Ginsburg sees apprenticeships as key to addressing income inequality and preserving the middle class.

Ginsburg said that as governor, he would use his “bully pulpit” to get more businesses involved in apprenticeship programs and to explain the value of these programs to students. He stressed that CareerWise largely does not depend on taxpayer dollars, nor is it a substitute for a four-year college degree for those who want to pursue one. CareerWise apprenticeships allow students to earn money and college credit as they learn work skills.

He described business and industry as missing players in the education world. Teachers are doing their job, he said, but they can’t possibly show students every way that math, science, reading, and writing will be applied in the work world.

“We put all the burden on K-12 and act as the consumer of the final product, and that’s not right,” he said. “We can share the burden.”

Read more about Cary Kennedy’s education platform here.

Read more about Jared Polis’ plan for universal preschool here.

Read about Mike Johnston’s plan for free college in exchange for community service here.

And read our take-aways from the first gubernatorial forum with an education focus here.

Next Generation

Here’s why advocates want Colorado students to ask the questions at a candidate forum on mental health

PHOTO: Andy Cross/Denver Post

When seven candidates for governor take the stage at a Denver forum on mental health next month, they’ll answer questions from Colorado residents who may still have braces and learner’s permits.

Students, that is.

Leaders of Mental Health Colorado, the advocacy group organizing the candidate forum on March 23, say they’re soliciting student questions because many young people already understand the impact of mental health problems.

“Kids are in some ways the best champions because they’re the closest to this issue,” said Andrew Romanoff, president and CEO of Mental Health Colorado. “Even if they’re not old enough to vote, they’re old enough to have a say.”

Colorado has one of the highest suicide rates in the nation and several school districts in the state have grappled with multiple student suicides in recent years.

Mental Health Colorado is asking middle school, high school, and college students to submit questions in advance of the event.
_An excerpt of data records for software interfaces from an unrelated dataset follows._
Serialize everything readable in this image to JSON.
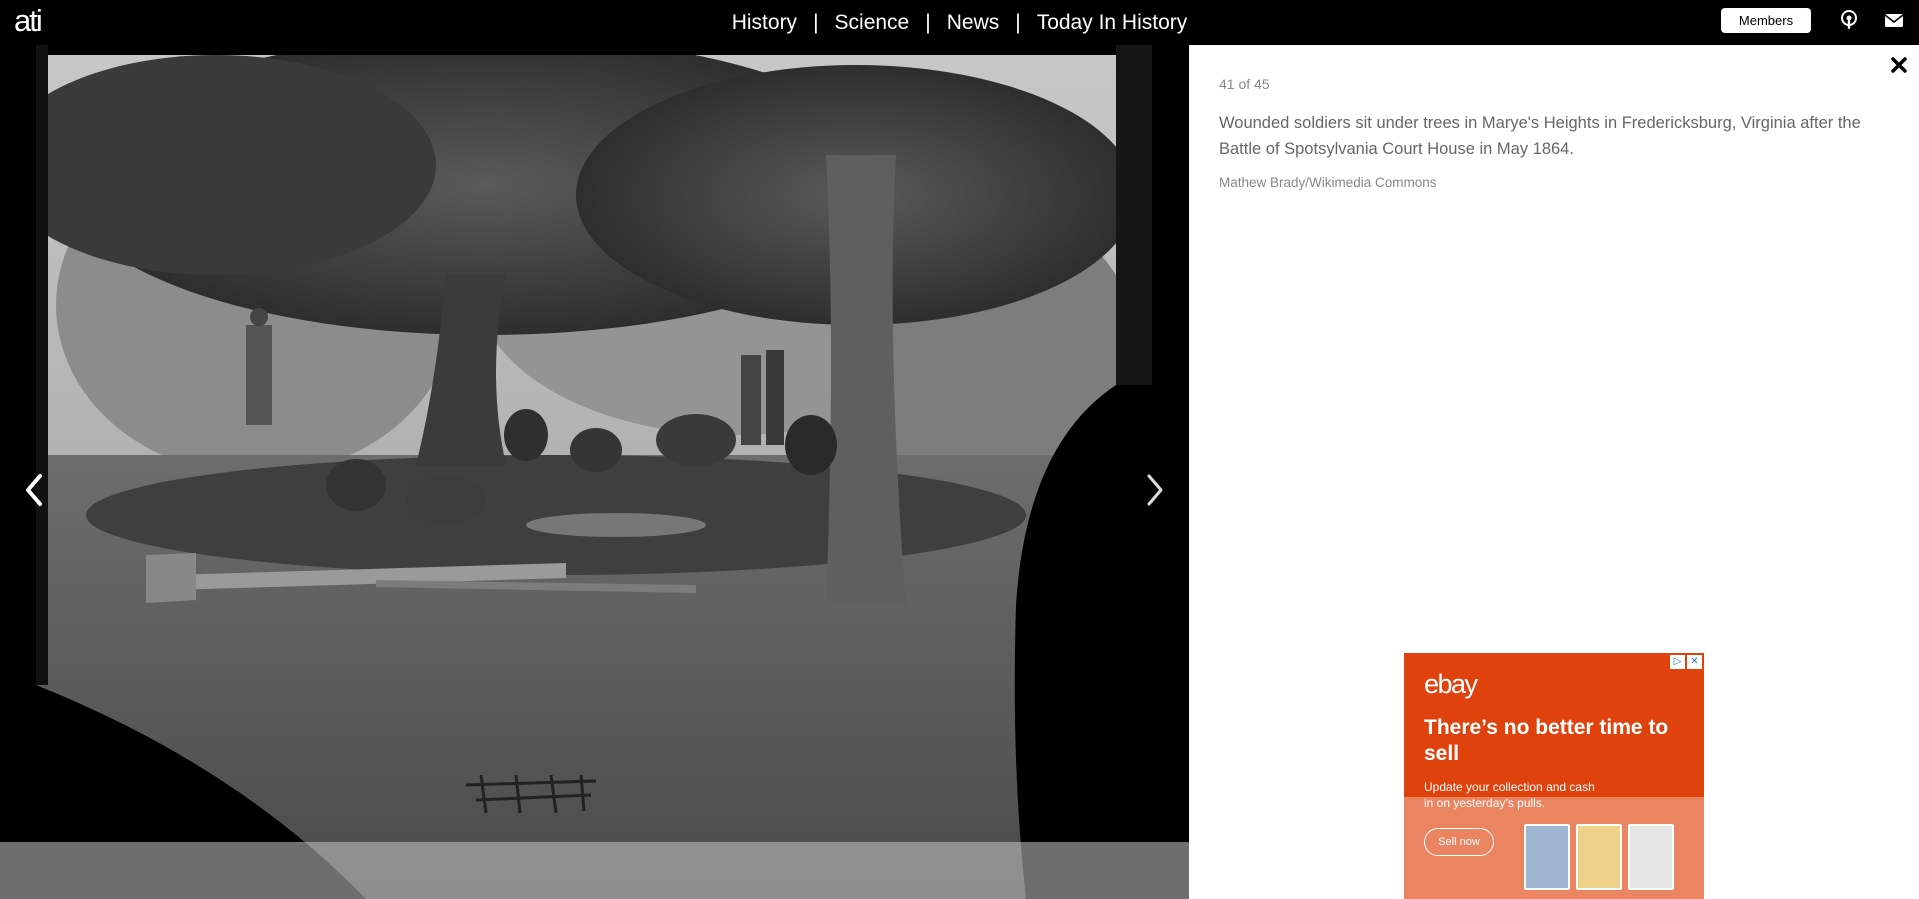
{
  "header": {
    "logo": "ati",
    "nav": [
      {
        "label": "History"
      },
      {
        "label": "Science"
      },
      {
        "label": "News"
      },
      {
        "label": "Today In History"
      }
    ],
    "nav_separator": "|",
    "members_label": "Members",
    "icons": [
      "podcast-icon",
      "mail-icon"
    ]
  },
  "gallery": {
    "prev_icon": "chevron-left-icon",
    "next_icon": "chevron-right-icon"
  },
  "panel": {
    "close_icon": "close-icon",
    "counter": "41 of 45",
    "caption": "Wounded soldiers sit under trees in Marye's Heights in Fredericksburg, Virginia after the Battle of Spotsylvania Court House in May 1864.",
    "credit": "Mathew Brady/Wikimedia Commons"
  },
  "ad": {
    "brand": "ebay",
    "headline": "There’s no better time to sell",
    "body": "Update your collection and cash in on yesterday’s pulls.",
    "cta": "Sell now",
    "controls": [
      "▷",
      "✕"
    ]
  },
  "colors": {
    "ad_background": "#e0420d",
    "panel_background": "#ffffff",
    "topbar_background": "#000000"
  }
}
The lunchtime forum will also feature some questions from adults.

Romanoff said the recent high school shooting in Florida by a 19-year-old with a long history of disturbing behavior has raised awareness about mental health issues, but doesn’t provide an accurate picture of how people coping with mental health problems behave.

“Most people with mental illness are not violent. In fact, they’re more likely to be the victim than the perpetrator,” he said.

There are “a lot of folks now saying we have to do something about mental health, and we welcome their support,” he said. “I don’t want to suggest that that alone will solve the nation’s gun violence crisis.”

So far, the gubernatorial candidates who have committed to attending the forum include Democrats Donna Lynne, Noel Ginsburg, and Erik Underwood, and Republicans Victor Mitchell, Cynthia Coffman, Lew Gaiter and Stephen Barlock.

To submit questions for the candidates, students can email deargovernor@mentalhealthcolorado.org. The deadline for submissions is March 19. For more information about the forum, visit the event page.